Human Rights Watch cited interior ministry statements as reporting 755 such killings between 2015 and 2020.
It examined the cases of 14 men, whose relatives said they died in custody.
The interior ministry has not commented, but its statements said its forces opened fire in self-defence.
They also said that most of those killed over the five-year period were sought for “terrorism” and that most belonged to the Muslim Brotherhood.
Thousands of members and supporters of the banned Islamist movement have been detained as part of a broad crackdown on dissent overseen by President Abdul Fattah al-Sisi since he led the military’s overthrow of his predecessor, Mohammed Morsi, in 2013 following mass protests.
Human Rights Watch says it reviewed interior ministry statements announcing the deaths of 755 people – and the arrest of only one suspect – in 143 alleged shoot-outs between January 2015 and December 2020.
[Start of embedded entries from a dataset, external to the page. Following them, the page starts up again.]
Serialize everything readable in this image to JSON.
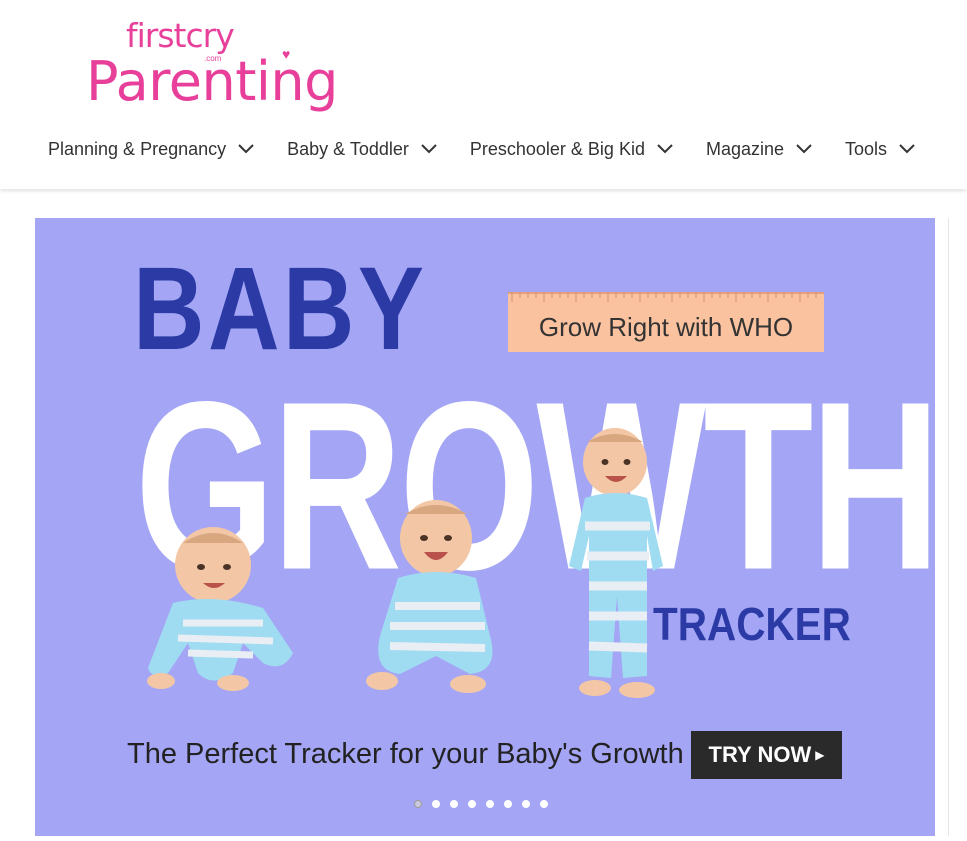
{
  "logo": {
    "brand": "firstcry",
    "brand_suffix": ".com",
    "product": "Parenting"
  },
  "nav": {
    "items": [
      {
        "label": "Planning & Pregnancy"
      },
      {
        "label": "Baby & Toddler"
      },
      {
        "label": "Preschooler & Big Kid"
      },
      {
        "label": "Magazine"
      },
      {
        "label": "Tools"
      }
    ]
  },
  "banner": {
    "title_line1": "BABY",
    "title_line2": "GROWTH",
    "title_line3": "TRACKER",
    "ruler_text": "Grow Right with WHO",
    "tagline": "The Perfect Tracker for your Baby's Growth",
    "cta_label": "TRY NOW",
    "slide_count": 8,
    "active_slide": 1,
    "colors": {
      "background": "#a4a6f5",
      "title_blue": "#2b3aa5",
      "ruler": "#fbc2a0",
      "button": "#2a2a2a",
      "brand_pink": "#e8409a"
    }
  }
}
The statements identified only 141 of those killed and provided very little detail, according to the report. However, almost of all of them said the alleged militants opened fire first, compelling security forces to return fire.
Families and acquaintances of the 14 men whose deaths in nine of the alleged shoot-outs were investigated by Human Rights Watch told researchers that they had been arrested and were in custody before they were reported killed.
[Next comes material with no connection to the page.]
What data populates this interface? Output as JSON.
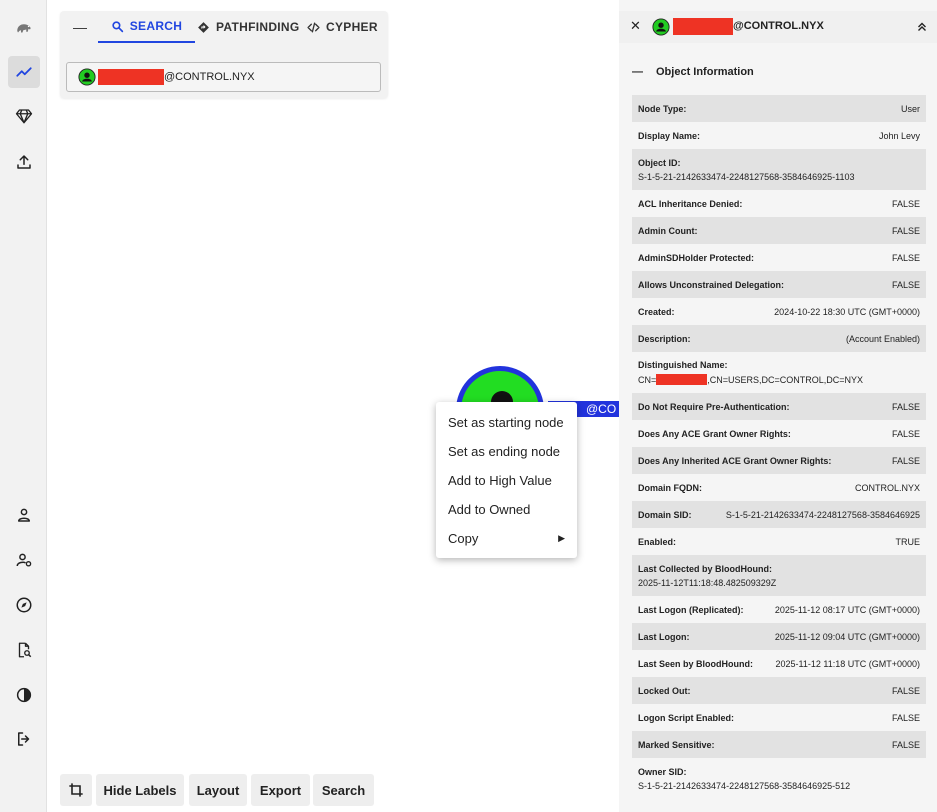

Eight families said they saw what they believed were signs of abuse on the bodies of their relatives, including burns, cuts, broken bones, or dislocated teeth, according to the report.
Researchers also reviewed independent forensic analysis of photos and videos showing the bodies of five of the men, as well as pictures from the scenes of two of the alleged shootouts.
The reports says that in three cases the analysis was inconsistent with the shoot-out narrative, with the hands of three of the bodies apparently restrained or cuffed behind their backs before death.
“It is not possible to reach definite conclusions about the hundreds of killings in the scores of other alleged shoot-outs, given that the interior ministry rarely provides even the most rudimentary information, such as the names of those killed,” Human Rights Watch said.
“But the conclusions drawn from the documented incidents demonstrate a clear pattern of unlawful killings and cast serious doubt on almost all reported ‘shootouts’.”